Medgadget: Expanding upon the previous question, what are you most proud of in terms of NEJM‘s 200-year history?
Drazen: NEJM has innovated through its 200 year history, both in our pages and the way we deliver information. In 1812, editor John Warren started the journal because he recognized how important communication was to medical practice. Ether as a surgical anesthetic was adopted rapidly in the medical community after reports of its successful use in surgery were published in our pages in November 1846. An open heart surgical procedure was published in NEJM in the 1920s, leading the medical community to see that open-heart surgery was possible. And Sidney Farber’s article in 1948 showed progress against childhood leukemia, leading to many small steps ahead, with cures today for most. There are many, many examples of how information we have published have helped improve the ability of health professionals to care for their patients.
I’m also very proud of what we’ve done to enhance the utility of NEJM as a teaching tool. Our peer-reviewed Videos in Clinical Medicine instruct students, trainees, and younger physicians on specific common procedures. Along the same theme, our Interactive Medical Cases are very popular and allow both young and experienced clinicians to test themselves in a clear, engaging format. I’ve always been mindful of clinical relevance, and I want every issue of NEJM to offer something useful for practicing physicians who are taking care of patients.
And finally, we’re now available on multiple platforms, optimizing our properties for the mobile web, recently via a new iPad Edition, and several iPhone apps.
Medgadget: Medgadget covered the release of NEJM‘s iPad App. What changes are you most looking forward to in terms of the future of NEJM?
Drazen: We never know what the future will bring. But we are currently working on initiatives that, we hope, will better serve the practicing clinician. We are committed to offering content relevant to medical education from training through maintenance of certification. We envision a global network of clinical peers connected around practice and patient care.

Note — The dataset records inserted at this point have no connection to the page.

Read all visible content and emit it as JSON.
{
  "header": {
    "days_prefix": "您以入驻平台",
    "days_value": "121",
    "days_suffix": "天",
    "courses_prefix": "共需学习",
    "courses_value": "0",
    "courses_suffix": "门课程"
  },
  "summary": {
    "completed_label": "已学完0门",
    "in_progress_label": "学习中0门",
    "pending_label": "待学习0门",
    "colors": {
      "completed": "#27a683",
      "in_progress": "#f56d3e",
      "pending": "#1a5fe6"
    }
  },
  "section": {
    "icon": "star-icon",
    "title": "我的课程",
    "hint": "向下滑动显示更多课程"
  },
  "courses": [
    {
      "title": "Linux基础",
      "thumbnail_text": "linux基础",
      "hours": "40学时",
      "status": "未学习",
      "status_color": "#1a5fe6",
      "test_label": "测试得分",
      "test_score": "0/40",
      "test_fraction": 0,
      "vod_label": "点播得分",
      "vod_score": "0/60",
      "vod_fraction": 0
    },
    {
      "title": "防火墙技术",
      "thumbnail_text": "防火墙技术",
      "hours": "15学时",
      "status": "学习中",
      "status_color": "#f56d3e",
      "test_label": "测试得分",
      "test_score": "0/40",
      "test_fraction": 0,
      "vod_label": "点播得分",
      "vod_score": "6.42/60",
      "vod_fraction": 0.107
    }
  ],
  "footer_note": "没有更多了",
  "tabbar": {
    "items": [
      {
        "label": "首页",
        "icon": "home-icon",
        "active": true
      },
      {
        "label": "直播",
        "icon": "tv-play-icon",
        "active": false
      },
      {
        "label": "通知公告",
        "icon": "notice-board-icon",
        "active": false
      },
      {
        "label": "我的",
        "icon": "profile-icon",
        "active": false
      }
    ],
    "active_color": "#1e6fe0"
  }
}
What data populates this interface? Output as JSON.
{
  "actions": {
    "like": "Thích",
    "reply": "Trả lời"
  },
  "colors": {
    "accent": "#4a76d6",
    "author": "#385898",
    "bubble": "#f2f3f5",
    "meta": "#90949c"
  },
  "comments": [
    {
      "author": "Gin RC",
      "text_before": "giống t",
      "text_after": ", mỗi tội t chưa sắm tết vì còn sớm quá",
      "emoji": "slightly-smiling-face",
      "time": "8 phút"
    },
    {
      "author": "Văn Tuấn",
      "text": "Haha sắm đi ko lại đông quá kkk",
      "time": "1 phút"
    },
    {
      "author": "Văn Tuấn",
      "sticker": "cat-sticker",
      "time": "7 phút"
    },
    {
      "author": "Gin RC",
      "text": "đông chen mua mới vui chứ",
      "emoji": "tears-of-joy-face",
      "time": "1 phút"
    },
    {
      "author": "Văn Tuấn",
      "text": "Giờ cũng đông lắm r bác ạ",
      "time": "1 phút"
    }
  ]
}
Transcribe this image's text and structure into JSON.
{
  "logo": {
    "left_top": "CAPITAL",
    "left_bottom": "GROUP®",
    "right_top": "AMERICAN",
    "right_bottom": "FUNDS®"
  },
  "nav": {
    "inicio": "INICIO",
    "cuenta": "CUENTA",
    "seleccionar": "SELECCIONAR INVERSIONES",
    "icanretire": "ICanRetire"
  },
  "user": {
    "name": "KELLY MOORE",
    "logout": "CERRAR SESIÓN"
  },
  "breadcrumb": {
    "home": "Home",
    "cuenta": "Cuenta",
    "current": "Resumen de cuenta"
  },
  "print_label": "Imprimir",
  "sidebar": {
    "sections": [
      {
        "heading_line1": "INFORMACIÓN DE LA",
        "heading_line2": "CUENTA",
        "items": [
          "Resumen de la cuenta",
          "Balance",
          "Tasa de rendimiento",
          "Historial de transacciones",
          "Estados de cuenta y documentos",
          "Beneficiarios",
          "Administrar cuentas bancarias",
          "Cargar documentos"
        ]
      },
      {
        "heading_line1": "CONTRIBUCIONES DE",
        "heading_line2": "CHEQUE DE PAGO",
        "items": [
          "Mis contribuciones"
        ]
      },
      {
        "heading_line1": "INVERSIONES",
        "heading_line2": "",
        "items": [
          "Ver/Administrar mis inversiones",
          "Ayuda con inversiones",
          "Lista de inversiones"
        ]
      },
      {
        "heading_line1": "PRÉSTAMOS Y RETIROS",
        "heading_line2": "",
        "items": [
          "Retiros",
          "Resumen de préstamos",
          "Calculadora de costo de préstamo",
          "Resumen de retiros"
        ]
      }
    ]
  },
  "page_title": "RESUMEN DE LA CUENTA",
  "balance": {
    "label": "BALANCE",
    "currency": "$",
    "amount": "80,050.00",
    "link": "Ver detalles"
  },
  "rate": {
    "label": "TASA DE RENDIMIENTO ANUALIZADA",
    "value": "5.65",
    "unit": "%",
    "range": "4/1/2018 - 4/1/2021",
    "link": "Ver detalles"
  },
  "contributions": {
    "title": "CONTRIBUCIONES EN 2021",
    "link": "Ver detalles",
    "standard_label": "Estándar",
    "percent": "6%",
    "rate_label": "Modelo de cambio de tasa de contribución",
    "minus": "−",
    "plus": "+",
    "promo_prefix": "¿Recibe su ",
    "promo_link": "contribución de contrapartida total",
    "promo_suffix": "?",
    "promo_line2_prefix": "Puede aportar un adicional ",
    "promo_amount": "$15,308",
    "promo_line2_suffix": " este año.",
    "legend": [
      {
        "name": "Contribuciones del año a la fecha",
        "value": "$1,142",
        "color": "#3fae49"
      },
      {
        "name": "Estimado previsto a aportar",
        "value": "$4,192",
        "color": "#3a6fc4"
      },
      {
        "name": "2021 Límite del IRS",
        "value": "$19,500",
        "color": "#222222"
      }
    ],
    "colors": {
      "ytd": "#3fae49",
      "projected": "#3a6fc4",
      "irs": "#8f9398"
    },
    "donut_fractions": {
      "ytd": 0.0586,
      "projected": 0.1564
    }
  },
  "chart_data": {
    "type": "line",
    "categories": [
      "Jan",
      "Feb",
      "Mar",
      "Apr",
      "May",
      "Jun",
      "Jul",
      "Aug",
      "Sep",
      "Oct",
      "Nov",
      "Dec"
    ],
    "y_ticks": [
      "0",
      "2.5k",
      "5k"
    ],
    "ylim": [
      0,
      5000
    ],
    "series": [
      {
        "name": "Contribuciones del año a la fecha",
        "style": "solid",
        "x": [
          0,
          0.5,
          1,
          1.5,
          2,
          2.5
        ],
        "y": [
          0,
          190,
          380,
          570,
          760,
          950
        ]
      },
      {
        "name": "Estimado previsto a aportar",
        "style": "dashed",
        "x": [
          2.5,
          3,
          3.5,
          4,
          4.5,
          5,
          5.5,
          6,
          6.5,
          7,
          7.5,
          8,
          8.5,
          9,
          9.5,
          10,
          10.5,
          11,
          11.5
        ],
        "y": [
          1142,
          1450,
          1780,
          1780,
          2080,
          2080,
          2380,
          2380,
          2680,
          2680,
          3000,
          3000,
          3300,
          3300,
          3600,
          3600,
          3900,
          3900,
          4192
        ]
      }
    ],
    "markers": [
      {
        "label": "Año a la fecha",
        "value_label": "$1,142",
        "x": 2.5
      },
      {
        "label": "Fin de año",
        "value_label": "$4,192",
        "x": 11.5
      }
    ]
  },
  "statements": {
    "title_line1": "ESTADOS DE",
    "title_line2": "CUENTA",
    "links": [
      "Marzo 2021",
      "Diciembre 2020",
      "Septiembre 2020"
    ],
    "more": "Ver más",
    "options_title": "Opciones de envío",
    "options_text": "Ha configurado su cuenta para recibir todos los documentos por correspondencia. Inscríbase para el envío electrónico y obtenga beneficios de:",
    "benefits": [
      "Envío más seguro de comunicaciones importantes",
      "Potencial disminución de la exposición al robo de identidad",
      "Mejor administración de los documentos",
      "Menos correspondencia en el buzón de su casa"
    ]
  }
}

Medgadget: Again, following up on the question above, what are you most looking forward to in terms of the future of medical technology?
Drazen: Medicine is driven by knowledge. In the future we will be able to assimilate and use large amounts of information in a seamless fashion. We will know our patient’s genomes and their medical histories so that we can appreciate how to prevent illness or, once it strikes, how to defeat it. Through search engines, this individual knowledge will be coupled with access to the best information from research so that we can make information based decisions. Our time as healers can be spent synthesizing the information and working with patients to find the best path forward. Much of what now do as guesswork will be replaced by true knowledge.
For more information, you may visit the NEJM Bicentennial Website and check out a video interview with Dr. Drazen below: